I was in California celebrating a milestone birthday for my mom (happy birthday, mom!) recently, and so I had a lot of catching up to do on the news this morning. A headline from AdExchanger caught my eye: “Nielsen Moves Into The Marketing Cloud Business.”
It’s official: Marketing clouds have jumped the shark.
To be blunt, the problem with the “marketing cloud” classification is that, at this point, it means next to nothing.
There are so many vendors calling themselves marketing clouds. What’s more, there are so many industry observers characterizing solutions as such that it’s become a catch-all for any vendor that sells more than one marketing product.
I should probably take some responsibility for this as the author of the first Forrester Wave on what we called “enterprise marketing software suites” (because – fun fact – not every product in these suites is actually cloud-based) so, culpability acknowledged.
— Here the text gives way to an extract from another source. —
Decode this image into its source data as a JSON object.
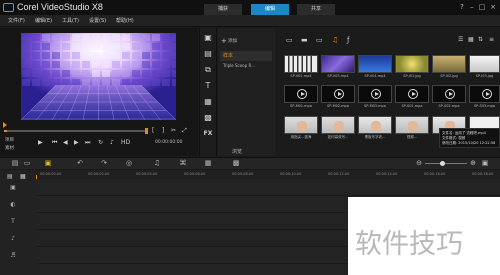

But as someone who knows this space, my opinion is the layers of false advertising by so-called clouds have multiplied to such an extent the concept is collapsing under its own weight.
According to an analysis by VB Insight, there are seventeen “marketing clouds.” (Yes, quotes justified). The goal of these marketing clouds? Per the source, to:
“Attempt to bring together all the functionality you need into one place, in one system of record, with one unified profile of your customers, and one unified, simple user interface to control it all.”
I vividly remember one of the customer references from the Wave (global publisher) who is a huge fan of their provider and using all of its available solutions and rattled off another five-plus technologies they rely on from other vendors to do marketing.
The customer also noted that to build integrations with discrete products in another one of the vendor’s suites means talking to a different representative for each.
(Insert “But I thought it was an integrated solution?” questions here).
Gartner’s approach — the “digital marketing hub” — suggests a cohort of vendors which “provides marketers and applications with standardized access to audience profile data, content, workflow elements, messaging and common analytic functions for orchestrating and optimizing multichannel campaigns, conversations, experiences, and data collection across online and offline channels, both manually and programmatically.”
This is a thorough definition. But, honestly, what company’s RFP includes MediaMath, Salesforce, and Tealium today?
The answer? None. Zero. Ain’t gonna happen.
So, while we’re being ruthless, let’s just call out the huge pink elephant in the room:
No single vendor’s software can meet the needs of an entire marketing org.
And, even if they could, it is entirely impractical — if not impossible — for a marketing department to became an “All-XYZ Marketing Cloud” shop.
ChiefMarTec Scott Brinker articulates the many dimensions of this argument eloquently and extensively, so I’ll let you read him for the details. But the short version is this:
You’re likely to be using a bunch of existing technologies, many of which you like quite a lot and know well, and have spent considerable time and money on.
And while the analyst community (again, guilty as charged for aiding and abetting) creates these nice, ambitious definitions for marketing clouds/suites/hubs/platforms, as a marketer, you just need your tech to work so you can do your job.
Wouldn’t it be nice to have a simple, accessible tool that actually allows you to recognize individuals as they engage and respond based on historical and contextual info about them without spending thousands on services or hundreds of hours on implementation?
In short, your organization is (far) better off building your own marketing technology stack — and saving yourself some headaches and confusion regarding the clouds.
Watch our webinar to learn why enterprise and mid-sized brands alike will continue to abandon their marketing cloud suites in favor of CDPs in the years ahead.